We had a little bit of an issue in live today, resulting from a large refactoring that was done this week. We had to urgently fix this issue. It was hard to debug, so we ended up reverting the code that created the issue. It was part of a pull request with loads of commits though and we couldn’t just revert one commit.
I didn’t think that reverting each commit one by one was a good solution. We also didn’t want to do a git reset hard on master because we didn’t want to rewrite history.
Well, it turns that you can roll back a git merge by reverting the merge commit!
You need to run
git merge with the flag
Slight confusing that
-m doesn’t stand for “message” in this case, like it would on
git commit -m “my commit message”.
Here it stands for “merge”.
The command we used was this:
git revert -m 1 SHA_OF_MERGE_COMMIT
The interesting bit was the
The one means that we want to revert to the first parent of the merge commit, which was the master branch.
Let’s say this commit was first on a develop branch before it was merged into master.

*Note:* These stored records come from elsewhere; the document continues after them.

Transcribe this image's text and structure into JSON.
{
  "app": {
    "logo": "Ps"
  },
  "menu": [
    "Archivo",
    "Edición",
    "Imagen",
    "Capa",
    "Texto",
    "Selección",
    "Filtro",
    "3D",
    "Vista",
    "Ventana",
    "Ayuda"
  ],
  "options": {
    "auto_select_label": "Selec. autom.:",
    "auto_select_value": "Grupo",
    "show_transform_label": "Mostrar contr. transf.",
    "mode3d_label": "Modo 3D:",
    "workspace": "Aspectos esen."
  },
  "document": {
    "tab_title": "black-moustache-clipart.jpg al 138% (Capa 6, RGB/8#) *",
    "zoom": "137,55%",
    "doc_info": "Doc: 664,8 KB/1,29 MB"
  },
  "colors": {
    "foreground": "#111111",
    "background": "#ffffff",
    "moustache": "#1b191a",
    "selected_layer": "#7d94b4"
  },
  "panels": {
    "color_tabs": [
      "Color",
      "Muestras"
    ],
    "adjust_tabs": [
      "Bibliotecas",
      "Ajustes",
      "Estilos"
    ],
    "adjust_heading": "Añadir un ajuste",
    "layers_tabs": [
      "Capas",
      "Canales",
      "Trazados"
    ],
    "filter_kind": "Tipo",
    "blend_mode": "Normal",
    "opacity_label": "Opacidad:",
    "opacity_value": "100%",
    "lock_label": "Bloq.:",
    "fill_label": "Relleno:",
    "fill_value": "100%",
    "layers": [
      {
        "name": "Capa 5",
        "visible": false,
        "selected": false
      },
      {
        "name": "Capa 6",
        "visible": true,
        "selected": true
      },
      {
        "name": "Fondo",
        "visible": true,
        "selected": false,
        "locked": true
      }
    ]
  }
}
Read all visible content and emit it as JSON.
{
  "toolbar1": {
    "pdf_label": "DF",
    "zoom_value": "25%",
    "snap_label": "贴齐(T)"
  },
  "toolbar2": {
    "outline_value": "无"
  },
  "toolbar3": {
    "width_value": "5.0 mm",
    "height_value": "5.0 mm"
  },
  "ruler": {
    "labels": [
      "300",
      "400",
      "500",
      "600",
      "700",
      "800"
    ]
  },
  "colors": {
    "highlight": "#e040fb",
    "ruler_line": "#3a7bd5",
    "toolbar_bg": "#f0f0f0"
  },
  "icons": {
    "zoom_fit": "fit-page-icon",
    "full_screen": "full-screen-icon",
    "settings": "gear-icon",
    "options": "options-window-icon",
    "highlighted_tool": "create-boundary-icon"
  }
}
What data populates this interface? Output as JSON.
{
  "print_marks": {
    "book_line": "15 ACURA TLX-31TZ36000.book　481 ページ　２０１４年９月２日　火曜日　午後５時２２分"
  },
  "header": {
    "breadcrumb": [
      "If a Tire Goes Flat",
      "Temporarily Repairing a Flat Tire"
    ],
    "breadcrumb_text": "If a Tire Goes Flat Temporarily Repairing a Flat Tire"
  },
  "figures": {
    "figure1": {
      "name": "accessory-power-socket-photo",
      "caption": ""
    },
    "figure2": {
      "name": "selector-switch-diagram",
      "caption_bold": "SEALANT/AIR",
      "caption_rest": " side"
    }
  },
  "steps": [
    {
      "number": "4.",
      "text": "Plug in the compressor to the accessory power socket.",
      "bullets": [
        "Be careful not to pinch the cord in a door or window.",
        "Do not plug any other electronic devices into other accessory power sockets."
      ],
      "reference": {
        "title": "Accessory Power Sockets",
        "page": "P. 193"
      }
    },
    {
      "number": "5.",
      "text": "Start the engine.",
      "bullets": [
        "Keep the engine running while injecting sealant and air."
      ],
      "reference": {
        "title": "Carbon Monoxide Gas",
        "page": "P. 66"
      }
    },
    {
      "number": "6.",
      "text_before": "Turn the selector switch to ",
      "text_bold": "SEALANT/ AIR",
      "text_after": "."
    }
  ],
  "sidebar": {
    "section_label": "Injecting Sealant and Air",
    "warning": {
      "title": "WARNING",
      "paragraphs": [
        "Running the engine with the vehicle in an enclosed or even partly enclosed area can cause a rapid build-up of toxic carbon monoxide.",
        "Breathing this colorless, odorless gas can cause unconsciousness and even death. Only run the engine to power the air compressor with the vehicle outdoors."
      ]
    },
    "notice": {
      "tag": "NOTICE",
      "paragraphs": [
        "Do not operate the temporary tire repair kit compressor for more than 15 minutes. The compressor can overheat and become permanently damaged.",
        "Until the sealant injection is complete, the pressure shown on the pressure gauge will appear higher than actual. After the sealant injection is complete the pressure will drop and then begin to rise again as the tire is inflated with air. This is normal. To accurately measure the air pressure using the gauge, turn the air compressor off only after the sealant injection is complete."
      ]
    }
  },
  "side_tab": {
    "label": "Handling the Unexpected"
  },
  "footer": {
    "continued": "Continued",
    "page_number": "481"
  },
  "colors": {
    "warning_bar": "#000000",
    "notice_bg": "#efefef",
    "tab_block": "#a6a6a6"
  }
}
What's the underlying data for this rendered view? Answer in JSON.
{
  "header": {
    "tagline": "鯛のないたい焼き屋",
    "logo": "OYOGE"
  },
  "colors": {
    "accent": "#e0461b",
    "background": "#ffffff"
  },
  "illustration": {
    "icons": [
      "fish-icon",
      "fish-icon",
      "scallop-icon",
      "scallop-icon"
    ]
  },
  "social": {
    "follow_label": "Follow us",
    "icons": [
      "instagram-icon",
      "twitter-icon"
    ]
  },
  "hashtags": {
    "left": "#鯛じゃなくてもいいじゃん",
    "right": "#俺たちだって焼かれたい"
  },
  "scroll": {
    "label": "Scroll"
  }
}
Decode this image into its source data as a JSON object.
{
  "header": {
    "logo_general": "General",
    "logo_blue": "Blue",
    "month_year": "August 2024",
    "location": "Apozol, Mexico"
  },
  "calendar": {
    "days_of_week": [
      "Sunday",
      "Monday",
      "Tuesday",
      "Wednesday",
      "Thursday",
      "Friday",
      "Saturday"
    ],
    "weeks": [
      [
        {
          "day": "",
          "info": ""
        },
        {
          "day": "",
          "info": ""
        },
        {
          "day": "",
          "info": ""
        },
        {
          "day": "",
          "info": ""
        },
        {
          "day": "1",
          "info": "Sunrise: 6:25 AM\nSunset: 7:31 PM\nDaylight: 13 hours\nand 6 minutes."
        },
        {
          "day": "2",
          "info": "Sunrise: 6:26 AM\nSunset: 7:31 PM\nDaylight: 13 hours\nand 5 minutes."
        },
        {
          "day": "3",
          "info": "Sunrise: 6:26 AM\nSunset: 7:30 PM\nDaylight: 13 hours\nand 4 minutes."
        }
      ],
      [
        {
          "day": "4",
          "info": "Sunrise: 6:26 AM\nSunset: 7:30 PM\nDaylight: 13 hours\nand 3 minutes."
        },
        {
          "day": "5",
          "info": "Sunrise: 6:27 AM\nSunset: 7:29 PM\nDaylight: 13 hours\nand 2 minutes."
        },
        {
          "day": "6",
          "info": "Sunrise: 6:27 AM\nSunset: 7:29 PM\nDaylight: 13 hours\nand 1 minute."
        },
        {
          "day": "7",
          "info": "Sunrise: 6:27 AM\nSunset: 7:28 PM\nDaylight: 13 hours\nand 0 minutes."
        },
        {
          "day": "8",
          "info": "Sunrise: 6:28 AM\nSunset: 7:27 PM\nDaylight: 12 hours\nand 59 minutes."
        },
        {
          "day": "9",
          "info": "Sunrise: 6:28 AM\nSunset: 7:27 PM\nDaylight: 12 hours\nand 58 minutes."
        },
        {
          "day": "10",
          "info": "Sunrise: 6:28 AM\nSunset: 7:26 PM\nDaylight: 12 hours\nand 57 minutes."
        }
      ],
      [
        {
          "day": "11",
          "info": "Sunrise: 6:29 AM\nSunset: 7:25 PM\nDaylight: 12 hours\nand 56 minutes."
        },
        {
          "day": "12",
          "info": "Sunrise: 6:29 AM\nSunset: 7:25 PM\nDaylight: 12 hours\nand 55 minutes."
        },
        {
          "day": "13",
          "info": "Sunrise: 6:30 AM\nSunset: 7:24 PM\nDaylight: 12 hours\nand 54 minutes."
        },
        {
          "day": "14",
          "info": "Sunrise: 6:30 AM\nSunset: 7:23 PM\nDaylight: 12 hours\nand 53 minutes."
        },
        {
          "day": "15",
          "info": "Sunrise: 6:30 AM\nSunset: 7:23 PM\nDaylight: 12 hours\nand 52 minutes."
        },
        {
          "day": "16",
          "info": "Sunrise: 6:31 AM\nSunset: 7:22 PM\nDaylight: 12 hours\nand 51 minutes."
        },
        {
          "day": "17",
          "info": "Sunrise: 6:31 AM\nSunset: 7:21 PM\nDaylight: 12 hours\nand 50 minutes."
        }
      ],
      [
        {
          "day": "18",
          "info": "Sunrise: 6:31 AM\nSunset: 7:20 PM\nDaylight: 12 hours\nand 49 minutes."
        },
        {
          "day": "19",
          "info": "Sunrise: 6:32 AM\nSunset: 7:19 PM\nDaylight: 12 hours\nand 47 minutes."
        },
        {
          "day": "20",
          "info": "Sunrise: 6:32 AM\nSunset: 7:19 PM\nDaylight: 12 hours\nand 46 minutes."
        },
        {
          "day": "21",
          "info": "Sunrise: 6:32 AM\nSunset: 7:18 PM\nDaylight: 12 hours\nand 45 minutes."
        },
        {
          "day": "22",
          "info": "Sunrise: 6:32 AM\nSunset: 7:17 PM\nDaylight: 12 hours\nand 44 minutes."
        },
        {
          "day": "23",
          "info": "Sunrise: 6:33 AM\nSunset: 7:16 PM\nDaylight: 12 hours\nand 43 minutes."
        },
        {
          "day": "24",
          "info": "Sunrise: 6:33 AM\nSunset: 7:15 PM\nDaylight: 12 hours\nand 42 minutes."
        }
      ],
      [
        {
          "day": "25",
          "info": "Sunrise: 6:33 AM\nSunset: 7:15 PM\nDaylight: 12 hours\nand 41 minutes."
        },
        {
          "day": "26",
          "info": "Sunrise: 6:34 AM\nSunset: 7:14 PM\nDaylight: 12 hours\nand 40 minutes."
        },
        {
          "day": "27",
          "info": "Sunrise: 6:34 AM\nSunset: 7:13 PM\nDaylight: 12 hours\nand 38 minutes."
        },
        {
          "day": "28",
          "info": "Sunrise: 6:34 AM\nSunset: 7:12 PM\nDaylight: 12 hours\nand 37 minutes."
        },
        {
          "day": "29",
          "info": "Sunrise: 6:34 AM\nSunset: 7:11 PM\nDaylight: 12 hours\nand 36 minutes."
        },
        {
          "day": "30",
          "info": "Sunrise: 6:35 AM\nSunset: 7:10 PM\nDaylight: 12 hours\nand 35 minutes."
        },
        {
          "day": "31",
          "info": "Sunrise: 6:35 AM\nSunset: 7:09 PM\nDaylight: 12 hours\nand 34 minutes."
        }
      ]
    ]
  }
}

If we wanted to revert back to that commit on the develop branch, we would have had to specify
Luckily we only have feature branches and merge those directly into master, so no confusion there.